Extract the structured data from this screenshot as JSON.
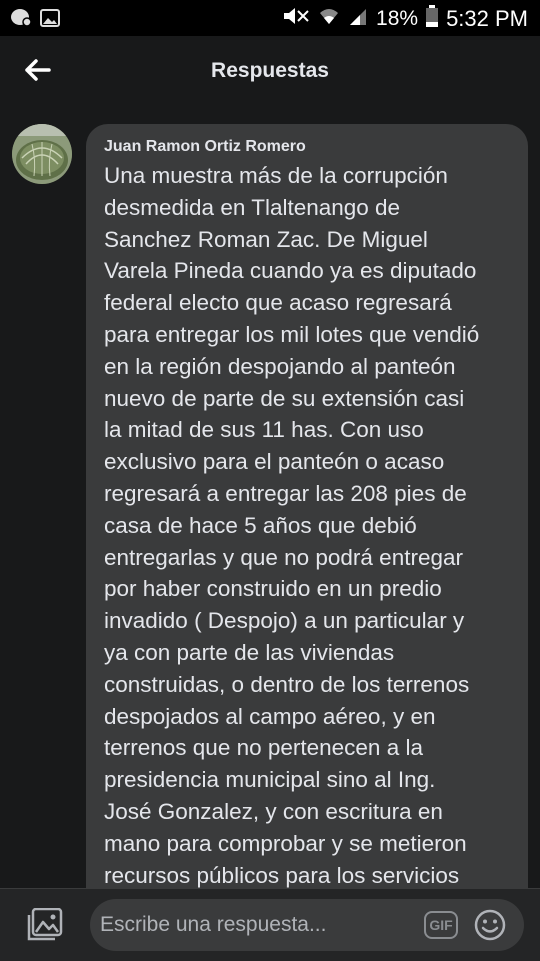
{
  "status_bar": {
    "battery_text": "18%",
    "time": "5:32 PM",
    "icons": [
      "messenger-notification-icon",
      "gallery-notification-icon",
      "mute-icon",
      "wifi-icon",
      "signal-icon",
      "battery-icon"
    ]
  },
  "header": {
    "title": "Respuestas",
    "back_icon": "arrow-left-icon"
  },
  "comment": {
    "author": "Juan Ramon Ortiz Romero",
    "text": "Una muestra más de la corrupción\ndesmedida en Tlaltenango de\nSanchez Roman Zac. De Miguel\nVarela Pineda  cuando ya es diputado\nfederal electo que acaso regresará\npara entregar los mil lotes que vendió\nen la región despojando al panteón\nnuevo de parte de su extensión casi\nla mitad de sus 11 has. Con uso\nexclusivo para el panteón o acaso\nregresará a entregar las 208 pies de\ncasa de hace 5 años que debió\nentregarlas y que no podrá entregar\npor haber construido en un predio\ninvadido ( Despojo) a un particular y\nya con parte de las viviendas\nconstruidas, o dentro de los terrenos\ndespojados al campo aéreo, y en\nterrenos que no pertenecen a la\npresidencia municipal sino al Ing.\nJosé Gonzalez, y con escritura en\nmano para comprobar y se metieron\nrecursos públicos para los servicios"
  },
  "reply_bar": {
    "placeholder": "Escribe una respuesta...",
    "gif_label": "GIF"
  },
  "colors": {
    "background": "#18191a",
    "bubble": "#3a3b3c",
    "text": "#e4e6eb",
    "muted": "#b0b3b8"
  }
}
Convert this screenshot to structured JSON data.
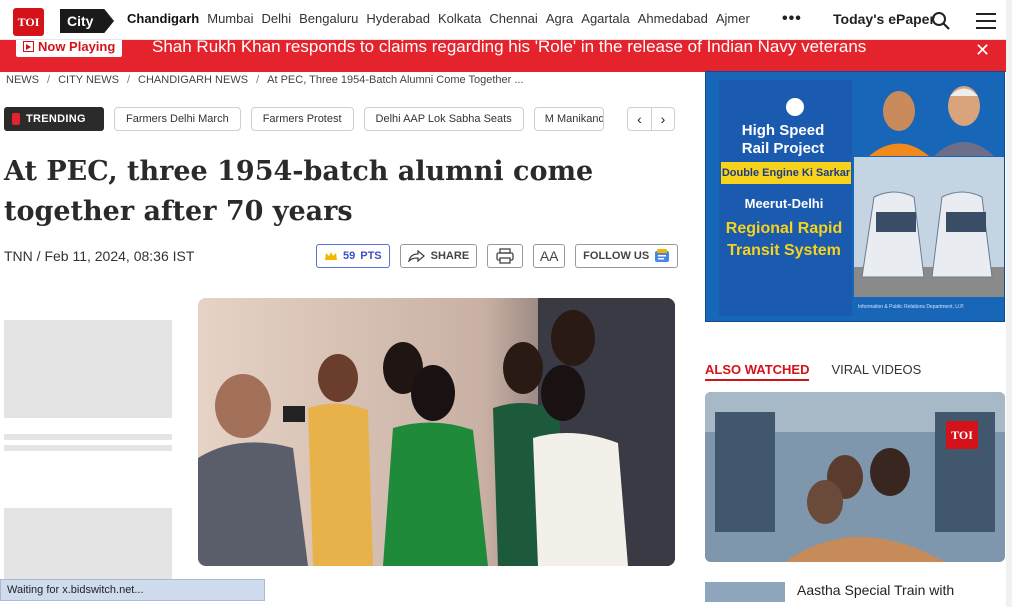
{
  "topnav": {
    "logo": "TOI",
    "city_label": "City",
    "cities": [
      "Chandigarh",
      "Mumbai",
      "Delhi",
      "Bengaluru",
      "Hyderabad",
      "Kolkata",
      "Chennai",
      "Agra",
      "Agartala",
      "Ahmedabad",
      "Ajmer"
    ],
    "more": "•••",
    "epaper": "Today's ePaper"
  },
  "now_playing": {
    "label": "Now Playing",
    "title": "Shah Rukh Khan responds to claims regarding his 'Role' in the release of Indian Navy veterans",
    "close": "✕"
  },
  "breadcrumb": [
    "NEWS",
    "CITY NEWS",
    "CHANDIGARH NEWS",
    "At PEC, Three 1954-Batch Alumni Come Together ..."
  ],
  "trending": {
    "label": "TRENDING",
    "chips": [
      "Farmers Delhi March",
      "Farmers Protest",
      "Delhi AAP Lok Sabha Seats",
      "M Manikandan"
    ]
  },
  "article": {
    "headline": "At PEC, three 1954-batch alumni come together after 70 years",
    "byline": "TNN / Feb 11, 2024, 08:36 IST",
    "points_label": "PTS",
    "points_value": "59",
    "share_label": "SHARE",
    "font_label": "AA",
    "follow_label": "FOLLOW US"
  },
  "status_bar": "Waiting for x.bidswitch.net...",
  "ad": {
    "line1": "High Speed Rail Project",
    "line2": "Double Engine Ki Sarkar",
    "line3": "Meerut-Delhi",
    "line4": "Regional Rapid Transit System",
    "footer": "Information & Public Relations Department, U.P."
  },
  "sidebar": {
    "tab_active": "ALSO WATCHED",
    "tab_other": "VIRAL VIDEOS",
    "video_badge": "TOI",
    "related_title": "Aastha Special Train with"
  },
  "colors": {
    "brand_red": "#d3121a",
    "now_bar": "#e4232c",
    "ad_blue": "#1766b8",
    "ad_yellow": "#f8d31b"
  }
}
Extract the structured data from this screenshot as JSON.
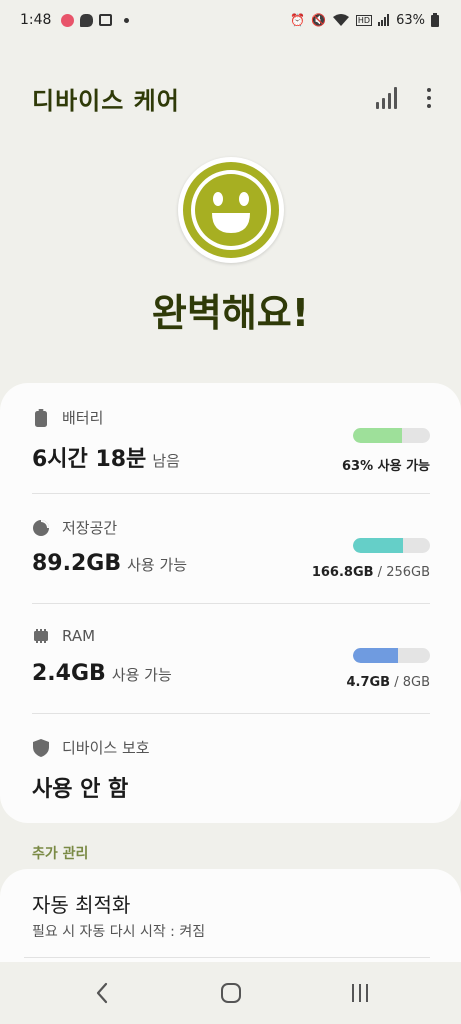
{
  "status_bar": {
    "time": "1:48",
    "battery_pct": "63%",
    "notification_icons": [
      "alert-icon",
      "kakaotalk-icon",
      "gallery-icon",
      "more-notifications-dot"
    ],
    "system_icons": [
      "alarm-icon",
      "mute-icon",
      "wifi-icon",
      "volte-icon",
      "cell-signal-icon",
      "battery-icon"
    ]
  },
  "appbar": {
    "title": "디바이스 케어"
  },
  "overall": {
    "status": "완벽해요!",
    "face_color": "#a7af22"
  },
  "items": {
    "battery": {
      "label": "배터리",
      "value": "6시간 18분",
      "value_suffix": "남음",
      "detail_strong": "63% 사용 가능",
      "detail_muted": "",
      "fill_fraction": 0.63,
      "color": "#9ee09a"
    },
    "storage": {
      "label": "저장공간",
      "value": "89.2GB",
      "value_suffix": "사용 가능",
      "detail_strong": "166.8GB",
      "detail_muted": " / 256GB",
      "fill_fraction": 0.65,
      "color": "#65cfc8"
    },
    "ram": {
      "label": "RAM",
      "value": "2.4GB",
      "value_suffix": "사용 가능",
      "detail_strong": "4.7GB",
      "detail_muted": " / 8GB",
      "fill_fraction": 0.59,
      "color": "#6f9be0"
    },
    "protection": {
      "label": "디바이스 보호",
      "value": "사용 안 함"
    }
  },
  "additional": {
    "section_label": "추가 관리",
    "auto_opt_title": "자동 최적화",
    "auto_opt_desc": "필요 시 자동 다시 시작 : 켜짐"
  },
  "navbar": {
    "buttons": [
      "back-icon",
      "home-icon",
      "recents-icon"
    ]
  }
}
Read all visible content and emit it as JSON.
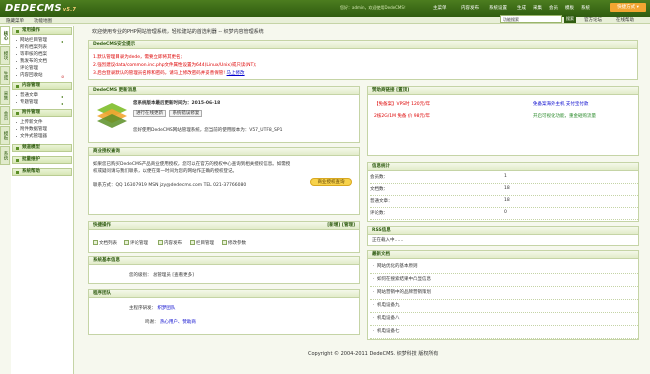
{
  "header": {
    "logo_text": "DEDECMS",
    "logo_version": "v5.7",
    "user_info": "您好：admin，欢迎使用DedeCMS！",
    "nav": [
      "主菜单",
      "内容发布",
      "系统设置",
      "生成",
      "采集",
      "会员",
      "模板",
      "系统"
    ],
    "theme_button": "快捷方式 ▾"
  },
  "subbar": {
    "left_links": [
      "隐藏菜单",
      "功能地图"
    ],
    "search_placeholder": "功能搜索",
    "search_button": "搜索",
    "right_links": [
      "官方论坛",
      "在线帮助"
    ]
  },
  "vtabs": [
    "核心",
    "模块",
    "生成",
    "采集",
    "会员",
    "模板",
    "系统"
  ],
  "left_menu": {
    "groups": [
      {
        "title": "常用操作",
        "items": [
          "网站栏目管理",
          "所有档案列表",
          "等审核的档案",
          "我发布的文档",
          "评论管理",
          "内容回收站"
        ]
      },
      {
        "title": "内容管理",
        "items": [
          "普通文章",
          "专题管理"
        ]
      },
      {
        "title": "附件管理",
        "items": [
          "上传新文件",
          "附件数据管理",
          "文件式管理器"
        ]
      },
      {
        "title": "频道模型",
        "items": []
      },
      {
        "title": "批量维护",
        "items": []
      },
      {
        "title": "系统帮助",
        "items": []
      }
    ]
  },
  "welcome": "欢迎使用专业的PHP网站管理系统，轻松建站的首选利器 -- 织梦内容管理系统",
  "security": {
    "title": "DedeCMS安全提示",
    "lines": [
      "1.默认管理目录为dede，需要立即将其更名;",
      "2.强烈建议data/common.inc.php文件属性设置为644(Linux/Unix)或只读(NT);",
      "3.后台登录默认的管理员名称和密码，请马上修改密码并妥善保管!"
    ],
    "line3_link": "马上修改"
  },
  "update": {
    "title": "DedeCMS 更新消息",
    "headline": "您系统版本最后更新时间为：2015-06-18",
    "buttons": [
      "进行在线更新",
      "系统错误修复"
    ],
    "note": "您好使用DedeCMS网站管理系统，您当前的使用版本为：V57_UTF8_SP1"
  },
  "license": {
    "title": "商业授权查询",
    "text": "如果您已购买DedeCMS产品商业使用授权，您可以在官方的授权中心查询到相关授权信息。如需授权或疑问请与我们联系，以便在第一时间为您的网站作正确的授权登记。",
    "contact": "联系方式：QQ 16307919 MSN jzy@dedecms.com TEL 021-37766080",
    "button": "商业授权查询"
  },
  "quick": {
    "title": "快捷操作",
    "actions": "[新增] [管理]",
    "items": [
      "文档列表",
      "评论管理",
      "内容发布",
      "栏目管理",
      "修改参数"
    ]
  },
  "sysinfo": {
    "title": "系统基本信息",
    "label": "您的级别：",
    "value": "总管理员 [查看更多]"
  },
  "team": {
    "title": "程序团队",
    "rows": [
      {
        "label": "主程序研发：",
        "value": "织梦团队"
      },
      {
        "label": "鸣谢：",
        "value": "热心用户、赞助商"
      }
    ]
  },
  "ads": {
    "title": "赞助商链接 [置顶]",
    "items": [
      {
        "text": "【免备案】VPS时 120元/年",
        "color": "red"
      },
      {
        "text": "免备案海外主机 支付宝付款",
        "color": "blue"
      },
      {
        "text": "2核2G/1M 免备 价 98元/年",
        "color": "red"
      },
      {
        "text": "开启可视化功能，重金砸购流量",
        "color": "green"
      }
    ]
  },
  "stats": {
    "title": "信息统计",
    "rows": [
      {
        "label": "会员数：",
        "value": "1"
      },
      {
        "label": "文档数：",
        "value": "18"
      },
      {
        "label": "普通文章：",
        "value": "18"
      },
      {
        "label": "评论数：",
        "value": "0"
      }
    ]
  },
  "rss": {
    "title": "RSS信息",
    "line": "正在载入中……"
  },
  "news": {
    "title": "最新文档",
    "items": [
      "网站优化的基本原则",
      "如何在搜索结果中凸显信息",
      "网站营销中的品牌营销策划",
      "机电设备九",
      "机电设备八",
      "机电设备七"
    ]
  },
  "footer": "Copyright © 2004-2011 DedeCMS. 织梦科技 版权所有"
}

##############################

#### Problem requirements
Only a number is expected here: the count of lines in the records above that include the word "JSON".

#### Written answer
4